====== SOURCE DATA ======

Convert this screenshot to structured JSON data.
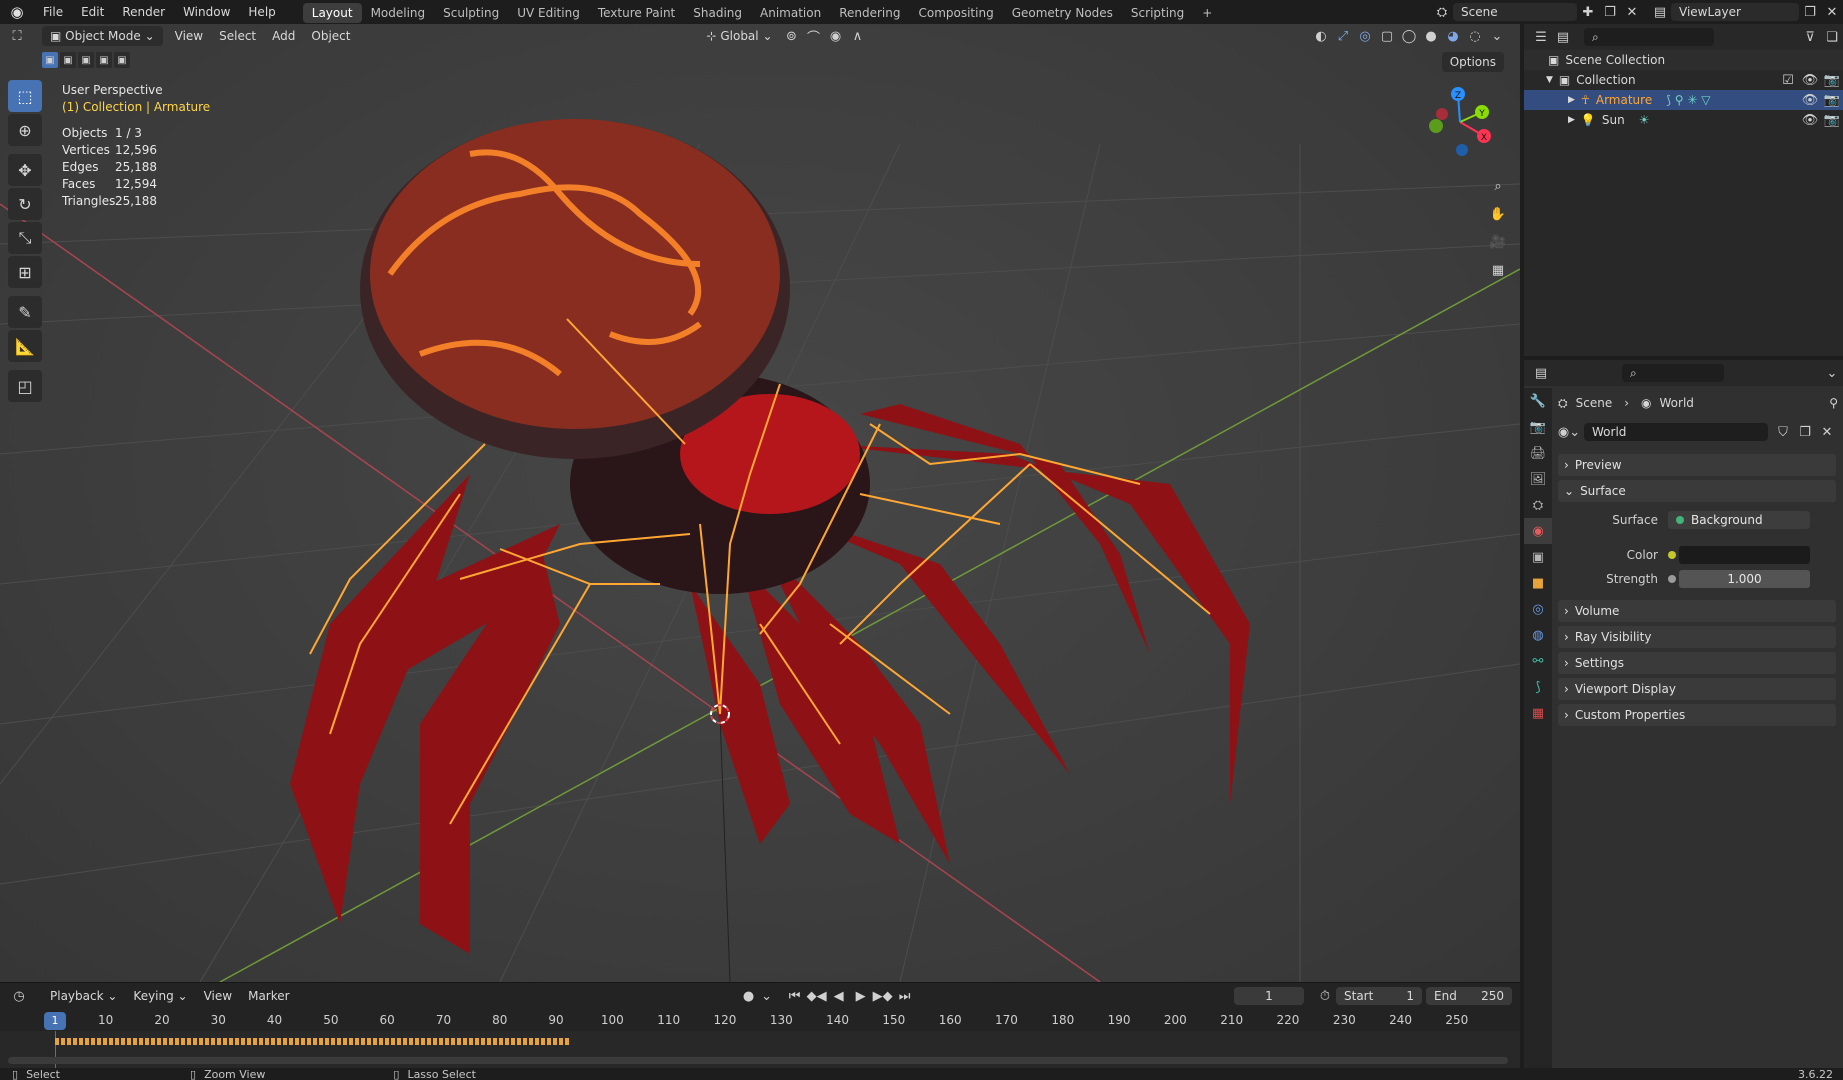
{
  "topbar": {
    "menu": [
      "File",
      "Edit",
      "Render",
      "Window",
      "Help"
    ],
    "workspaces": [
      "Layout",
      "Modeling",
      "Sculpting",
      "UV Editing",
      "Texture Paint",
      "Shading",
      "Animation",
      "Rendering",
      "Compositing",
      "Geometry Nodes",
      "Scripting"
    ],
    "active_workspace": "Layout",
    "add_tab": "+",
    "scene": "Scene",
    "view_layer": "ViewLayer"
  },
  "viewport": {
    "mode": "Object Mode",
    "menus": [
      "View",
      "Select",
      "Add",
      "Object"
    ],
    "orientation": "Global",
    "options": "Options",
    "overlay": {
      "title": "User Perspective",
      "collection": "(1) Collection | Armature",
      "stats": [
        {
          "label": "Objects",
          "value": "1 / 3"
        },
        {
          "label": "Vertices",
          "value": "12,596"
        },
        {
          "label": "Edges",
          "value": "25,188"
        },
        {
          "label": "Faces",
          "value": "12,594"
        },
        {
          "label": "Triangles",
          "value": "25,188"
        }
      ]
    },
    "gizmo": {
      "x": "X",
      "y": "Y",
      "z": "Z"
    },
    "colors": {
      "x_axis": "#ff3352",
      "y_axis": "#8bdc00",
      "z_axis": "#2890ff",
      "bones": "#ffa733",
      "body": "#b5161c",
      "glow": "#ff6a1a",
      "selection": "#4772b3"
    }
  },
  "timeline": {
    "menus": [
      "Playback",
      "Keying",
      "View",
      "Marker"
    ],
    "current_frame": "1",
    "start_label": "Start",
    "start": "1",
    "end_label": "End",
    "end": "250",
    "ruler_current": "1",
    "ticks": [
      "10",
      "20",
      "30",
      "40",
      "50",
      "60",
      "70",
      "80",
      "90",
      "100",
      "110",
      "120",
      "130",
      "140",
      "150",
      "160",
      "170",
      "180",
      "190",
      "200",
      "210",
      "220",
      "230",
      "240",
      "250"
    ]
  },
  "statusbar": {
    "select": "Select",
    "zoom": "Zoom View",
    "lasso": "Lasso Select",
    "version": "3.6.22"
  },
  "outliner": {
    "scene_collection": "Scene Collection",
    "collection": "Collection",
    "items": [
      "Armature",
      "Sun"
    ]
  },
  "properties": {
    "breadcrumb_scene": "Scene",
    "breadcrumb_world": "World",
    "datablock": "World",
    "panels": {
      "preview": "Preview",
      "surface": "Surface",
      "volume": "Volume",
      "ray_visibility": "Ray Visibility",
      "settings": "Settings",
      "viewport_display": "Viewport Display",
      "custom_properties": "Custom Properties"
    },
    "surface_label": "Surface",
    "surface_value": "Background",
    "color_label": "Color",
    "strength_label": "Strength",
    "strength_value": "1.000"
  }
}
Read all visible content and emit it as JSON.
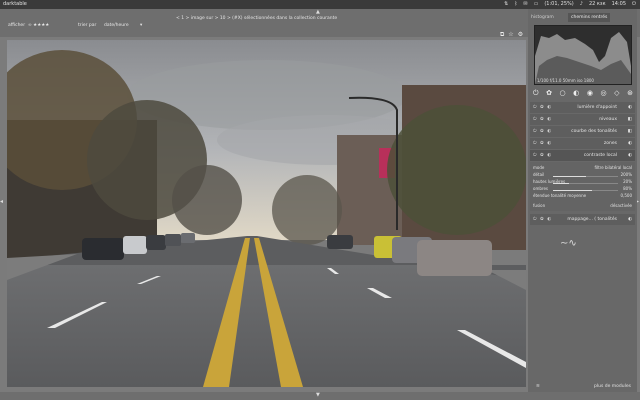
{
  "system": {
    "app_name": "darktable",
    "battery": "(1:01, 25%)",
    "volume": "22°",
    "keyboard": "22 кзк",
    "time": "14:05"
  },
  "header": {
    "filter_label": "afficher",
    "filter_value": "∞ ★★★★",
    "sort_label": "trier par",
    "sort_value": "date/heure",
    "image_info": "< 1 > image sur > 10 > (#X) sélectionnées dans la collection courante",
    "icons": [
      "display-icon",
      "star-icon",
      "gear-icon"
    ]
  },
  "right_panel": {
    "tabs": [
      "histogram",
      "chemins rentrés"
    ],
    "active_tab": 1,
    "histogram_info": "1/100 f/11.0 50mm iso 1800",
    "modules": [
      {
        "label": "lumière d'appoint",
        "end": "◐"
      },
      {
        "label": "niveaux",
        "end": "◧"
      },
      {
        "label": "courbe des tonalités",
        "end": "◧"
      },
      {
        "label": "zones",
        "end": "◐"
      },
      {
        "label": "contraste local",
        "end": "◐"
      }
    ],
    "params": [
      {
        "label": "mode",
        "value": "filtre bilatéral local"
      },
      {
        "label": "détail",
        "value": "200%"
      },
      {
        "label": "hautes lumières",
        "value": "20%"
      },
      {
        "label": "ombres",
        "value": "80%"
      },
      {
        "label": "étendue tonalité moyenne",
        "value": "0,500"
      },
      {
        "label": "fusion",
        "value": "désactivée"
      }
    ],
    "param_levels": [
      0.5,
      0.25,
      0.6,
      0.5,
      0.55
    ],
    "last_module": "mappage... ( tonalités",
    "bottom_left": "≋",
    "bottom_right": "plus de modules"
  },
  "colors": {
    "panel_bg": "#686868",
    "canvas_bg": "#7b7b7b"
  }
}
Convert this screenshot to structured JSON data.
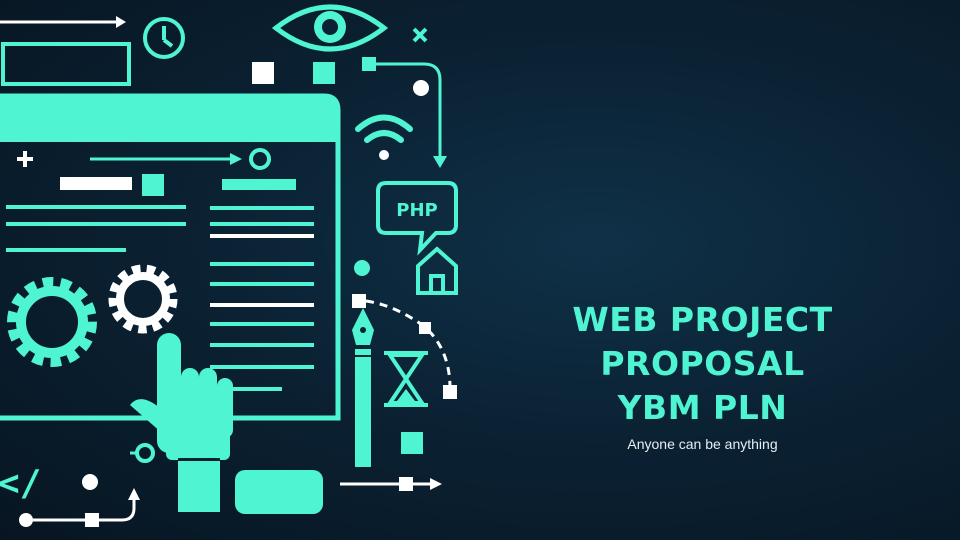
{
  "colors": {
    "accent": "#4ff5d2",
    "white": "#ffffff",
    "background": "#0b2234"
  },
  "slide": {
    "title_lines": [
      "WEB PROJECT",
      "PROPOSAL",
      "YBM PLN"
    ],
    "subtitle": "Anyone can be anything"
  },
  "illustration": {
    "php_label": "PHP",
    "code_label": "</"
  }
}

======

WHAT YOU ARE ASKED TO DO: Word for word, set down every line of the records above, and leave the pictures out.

OUTPUT FOR THIS TASK:
Convert this screenshot to structured JSON data.
{
  "topbar": {
    "menu": [
      "File",
      "Edit",
      "Render",
      "Window",
      "Help"
    ],
    "workspaces": [
      "Layout",
      "Modeling",
      "Sculpting",
      "UV Editing",
      "Texture Paint",
      "Shading",
      "Animation",
      "Rendering",
      "Compositing",
      "Geometry Nodes",
      "Scripting"
    ],
    "active_workspace": "Layout",
    "add_tab": "+",
    "scene": "Scene",
    "view_layer": "ViewLayer"
  },
  "viewport": {
    "mode": "Object Mode",
    "menus": [
      "View",
      "Select",
      "Add",
      "Object"
    ],
    "orientation": "Global",
    "options": "Options",
    "overlay": {
      "title": "User Perspective",
      "collection": "(1) Collection | Armature",
      "stats": [
        {
          "label": "Objects",
          "value": "1 / 3"
        },
        {
          "label": "Vertices",
          "value": "12,596"
        },
        {
          "label": "Edges",
          "value": "25,188"
        },
        {
          "label": "Faces",
          "value": "12,594"
        },
        {
          "label": "Triangles",
          "value": "25,188"
        }
      ]
    },
    "gizmo": {
      "x": "X",
      "y": "Y",
      "z": "Z"
    },
    "colors": {
      "x_axis": "#ff3352",
      "y_axis": "#8bdc00",
      "z_axis": "#2890ff",
      "bones": "#ffa733",
      "body": "#b5161c",
      "glow": "#ff6a1a",
      "selection": "#4772b3"
    }
  },
  "timeline": {
    "menus": [
      "Playback",
      "Keying",
      "View",
      "Marker"
    ],
    "current_frame": "1",
    "start_label": "Start",
    "start": "1",
    "end_label": "End",
    "end": "250",
    "ruler_current": "1",
    "ticks": [
      "10",
      "20",
      "30",
      "40",
      "50",
      "60",
      "70",
      "80",
      "90",
      "100",
      "110",
      "120",
      "130",
      "140",
      "150",
      "160",
      "170",
      "180",
      "190",
      "200",
      "210",
      "220",
      "230",
      "240",
      "250"
    ]
  },
  "statusbar": {
    "select": "Select",
    "zoom": "Zoom View",
    "lasso": "Lasso Select",
    "version": "3.6.22"
  },
  "outliner": {
    "scene_collection": "Scene Collection",
    "collection": "Collection",
    "items": [
      "Armature",
      "Sun"
    ]
  },
  "properties": {
    "breadcrumb_scene": "Scene",
    "breadcrumb_world": "World",
    "datablock": "World",
    "panels": {
      "preview": "Preview",
      "surface": "Surface",
      "volume": "Volume",
      "ray_visibility": "Ray Visibility",
      "settings": "Settings",
      "viewport_display": "Viewport Display",
      "custom_properties": "Custom Properties"
    },
    "surface_label": "Surface",
    "surface_value": "Background",
    "color_label": "Color",
    "strength_label": "Strength",
    "strength_value": "1.000"
  }
}
Read all visible content and emit it as JSON.
{
  "system": {
    "app_name": "darktable",
    "battery": "(1:01, 25%)",
    "volume": "22°",
    "keyboard": "22 кзк",
    "time": "14:05"
  },
  "header": {
    "filter_label": "afficher",
    "filter_value": "∞ ★★★★",
    "sort_label": "trier par",
    "sort_value": "date/heure",
    "image_info": "< 1 > image sur > 10 > (#X) sélectionnées dans la collection courante",
    "icons": [
      "display-icon",
      "star-icon",
      "gear-icon"
    ]
  },
  "right_panel": {
    "tabs": [
      "histogram",
      "chemins rentrés"
    ],
    "active_tab": 1,
    "histogram_info": "1/100 f/11.0 50mm iso 1800",
    "modules": [
      {
        "label": "lumière d'appoint",
        "end": "◐"
      },
      {
        "label": "niveaux",
        "end": "◧"
      },
      {
        "label": "courbe des tonalités",
        "end": "◧"
      },
      {
        "label": "zones",
        "end": "◐"
      },
      {
        "label": "contraste local",
        "end": "◐"
      }
    ],
    "params": [
      {
        "label": "mode",
        "value": "filtre bilatéral local"
      },
      {
        "label": "détail",
        "value": "200%"
      },
      {
        "label": "hautes lumières",
        "value": "20%"
      },
      {
        "label": "ombres",
        "value": "80%"
      },
      {
        "label": "étendue tonalité moyenne",
        "value": "0,500"
      },
      {
        "label": "fusion",
        "value": "désactivée"
      }
    ],
    "param_levels": [
      0.5,
      0.25,
      0.6,
      0.5,
      0.55
    ],
    "last_module": "mappage... ( tonalités",
    "bottom_left": "≋",
    "bottom_right": "plus de modules"
  },
  "colors": {
    "panel_bg": "#686868",
    "canvas_bg": "#7b7b7b"
  }
}
Convert this screenshot to structured JSON data.
{
  "colors": {
    "accent": "#4ff5d2",
    "white": "#ffffff",
    "background": "#0b2234"
  },
  "slide": {
    "title_lines": [
      "WEB PROJECT",
      "PROPOSAL",
      "YBM PLN"
    ],
    "subtitle": "Anyone can be anything"
  },
  "illustration": {
    "php_label": "PHP",
    "code_label": "</"
  }
}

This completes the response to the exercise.